None of the news on the California drought front and its impact on golf has been good, but it has taken another unfortunate turn.
The El Nino weather pattern that was expected to bring vast amounts of rain to the state this fall and winter has been downgraded by the Climate Prediction Center, a National Weather Service agency, in its latest monthly report.
Gleneagles Golf Course (Getty Images photo)
The CPC report said there's still a 60 to 65 percent likelihood that an El Nino will develop, but that "a majority of models and the multi-model averages favor a weak El Nino."
"If we have another drought year, I think the implication will really be disastrous," Vaughn Kezirian, executive director of the Northern California Golf Association, said on Friday. "I would believe there would be course closures.
"Let's not even talk about El Nino.

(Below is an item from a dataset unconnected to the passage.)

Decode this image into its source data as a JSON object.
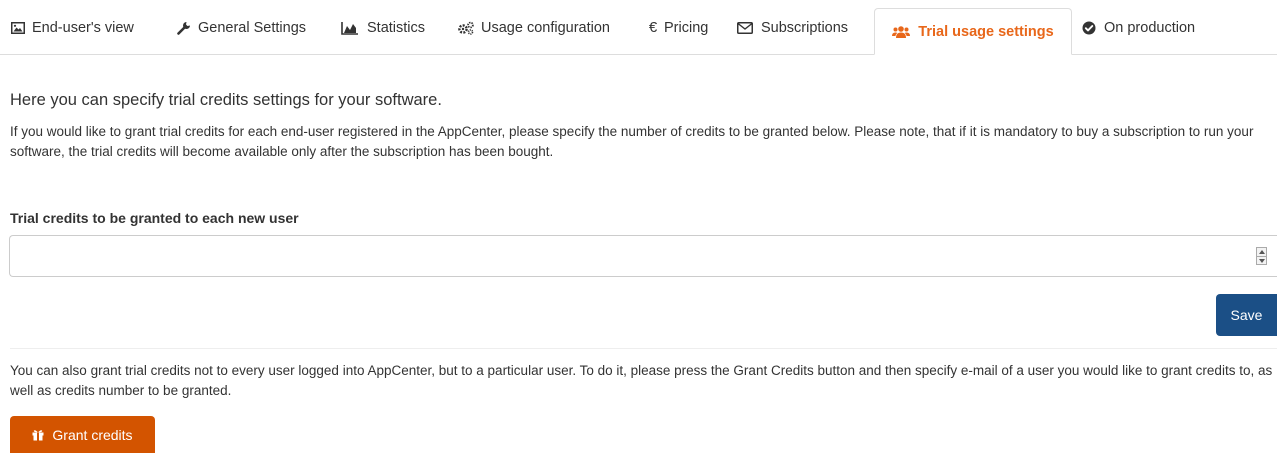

We just really need to have a normal winter. A normal year would be something that would take us out of the critical situation."
There already have been course closures. Two 36-hole facilities in central California — Diablo Grande Golf & Country Club and Ridgemark Golf & Country Club — are now 18-hole facilities.

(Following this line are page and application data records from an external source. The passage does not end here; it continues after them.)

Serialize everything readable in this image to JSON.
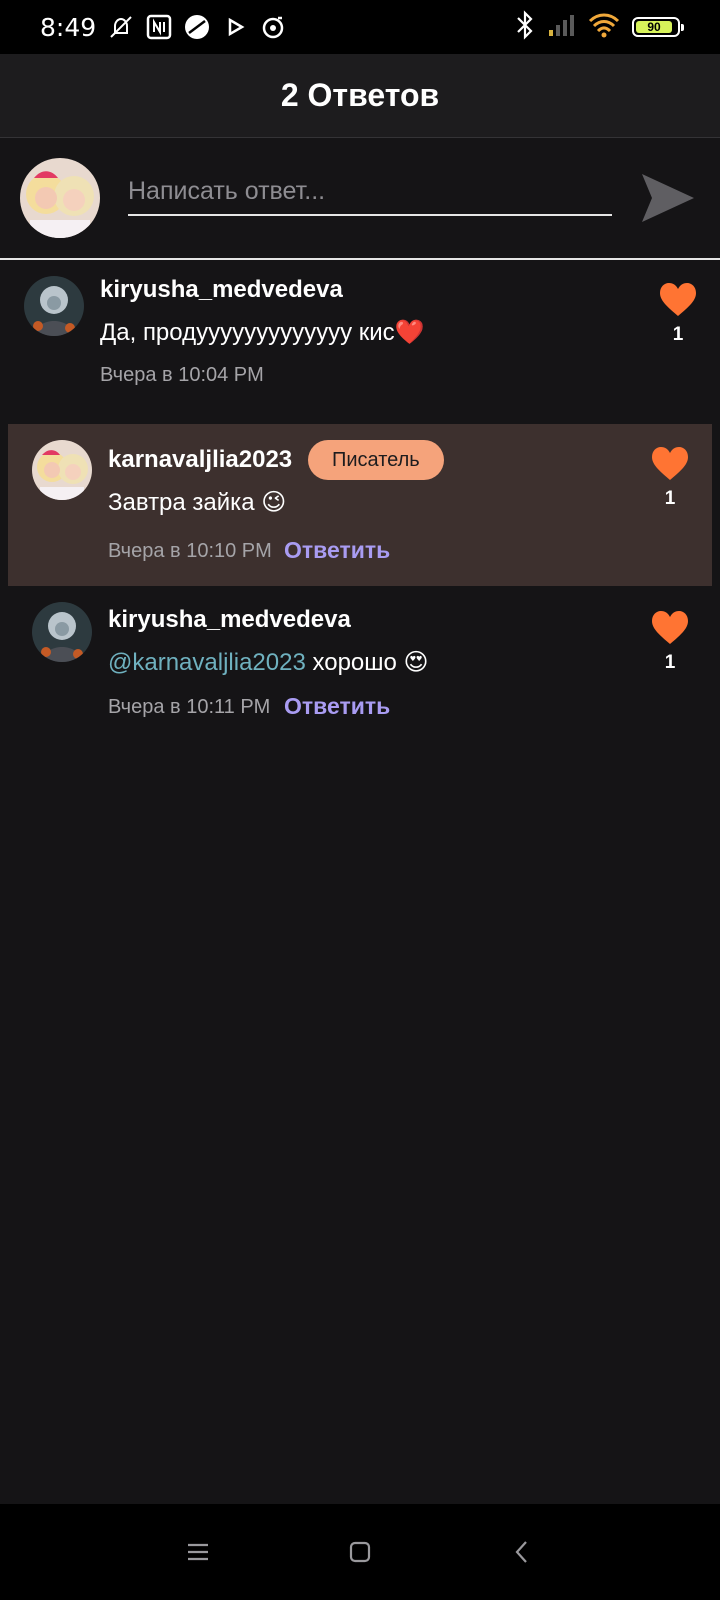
{
  "status_bar": {
    "time": "8:49",
    "battery_level": "90",
    "icons": [
      "muted-bell-icon",
      "nfc-icon",
      "app-icon",
      "play-icon",
      "media-icon",
      "bluetooth-icon",
      "signal-icon",
      "wifi-icon"
    ]
  },
  "header": {
    "title": "2 Ответов"
  },
  "composer": {
    "placeholder": "Написать ответ...",
    "value": ""
  },
  "comments": [
    {
      "username": "kiryusha_medvedeva",
      "text": "Да, продууууууууууууу кис",
      "emoji": "❤️",
      "time": "Вчера в 10:04 PM",
      "likes": "1"
    },
    {
      "username": "karnavaljlia2023",
      "badge": "Писатель",
      "text": "Завтра зайка",
      "emoji": "😉",
      "time": "Вчера в 10:10 PM",
      "reply_label": "Ответить",
      "likes": "1"
    },
    {
      "username": "kiryusha_medvedeva",
      "mention": "@karnavaljlia2023",
      "text": "хорошо",
      "emoji": "😍",
      "time": "Вчера в 10:11 PM",
      "reply_label": "Ответить",
      "likes": "1"
    }
  ],
  "colors": {
    "background": "#151416",
    "header": "#1d1c1e",
    "highlight": "#3d302e",
    "heart": "#ff7433",
    "reply": "#a99cf2",
    "mention": "#6fb1bf",
    "badge": "#f5a37b"
  }
}
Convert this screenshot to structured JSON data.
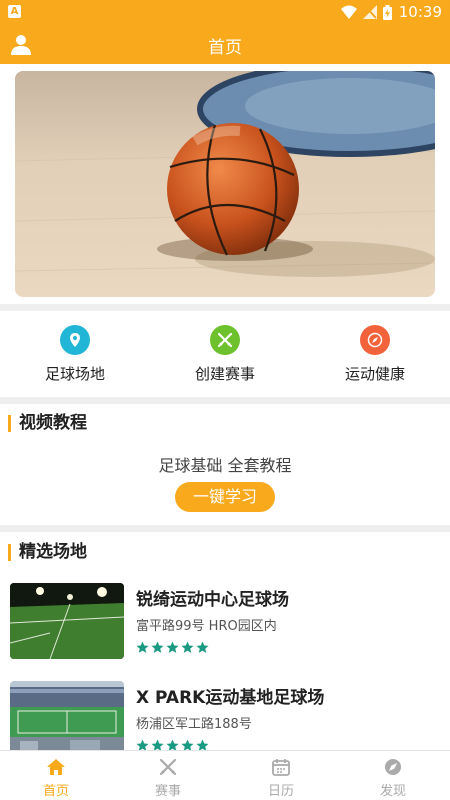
{
  "status_bar": {
    "time": "10:39",
    "sim_label": "A"
  },
  "header": {
    "title": "首页"
  },
  "quick_links": [
    {
      "label": "足球场地",
      "icon": "map-pin-icon",
      "color": "#22b6d6"
    },
    {
      "label": "创建赛事",
      "icon": "crossed-swords-icon",
      "color": "#6cc12c"
    },
    {
      "label": "运动健康",
      "icon": "compass-icon",
      "color": "#f2623b"
    }
  ],
  "video_section": {
    "title": "视频教程",
    "subtitle": "足球基础  全套教程",
    "button_label": "一键学习"
  },
  "venues_section": {
    "title": "精选场地",
    "items": [
      {
        "name": "锐绮运动中心足球场",
        "address": "富平路99号 HRO园区内",
        "rating": 5
      },
      {
        "name": "X PARK运动基地足球场",
        "address": "杨浦区军工路188号",
        "rating": 5
      }
    ]
  },
  "tab_bar": {
    "tabs": [
      {
        "label": "首页",
        "icon": "home-icon",
        "active": true
      },
      {
        "label": "赛事",
        "icon": "crossed-swords-icon",
        "active": false
      },
      {
        "label": "日历",
        "icon": "calendar-icon",
        "active": false
      },
      {
        "label": "发现",
        "icon": "compass-icon",
        "active": false
      }
    ]
  },
  "colors": {
    "accent": "#f8a91c",
    "star": "#1a9a82"
  }
}
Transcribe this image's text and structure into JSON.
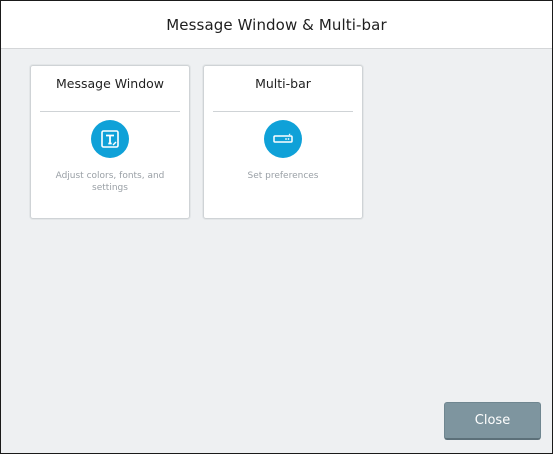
{
  "window": {
    "title": "Message Window & Multi-bar"
  },
  "cards": [
    {
      "title": "Message Window",
      "icon": "text-box-icon",
      "description": "Adjust colors, fonts, and settings"
    },
    {
      "title": "Multi-bar",
      "icon": "multi-bar-icon",
      "description": "Set preferences"
    }
  ],
  "footer": {
    "close_label": "Close"
  },
  "colors": {
    "accent": "#0fa1d8",
    "button": "#7e959f",
    "background": "#eef0f2"
  }
}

Meanwhile, Gleneagles Golf Course in San Francisco (shown above), once ranked 17th on a list of the 25 best nine-hole courses in America by Golf Digest's Ron Whitten, saw it water rates increase by 50 percent, which made it "a non-performing business," its general partner, Tom Hsieh, told the Bay Area's CBS affiliate.
Down south, one course, Rancho San Marcos in Santa Barbara, is "in trouble," Craig Kessler, director of governmental affairs for the Southern California Golf Association said. "The well ran dry and it has no access to the state water system."
Even those courses that use reclaimed water, including the courses in Pebble Beach, are affected, "because of all the conservation programs," Kezirian said. "Flow doesn't go in and flow doesn't go out. The gallons are restricted."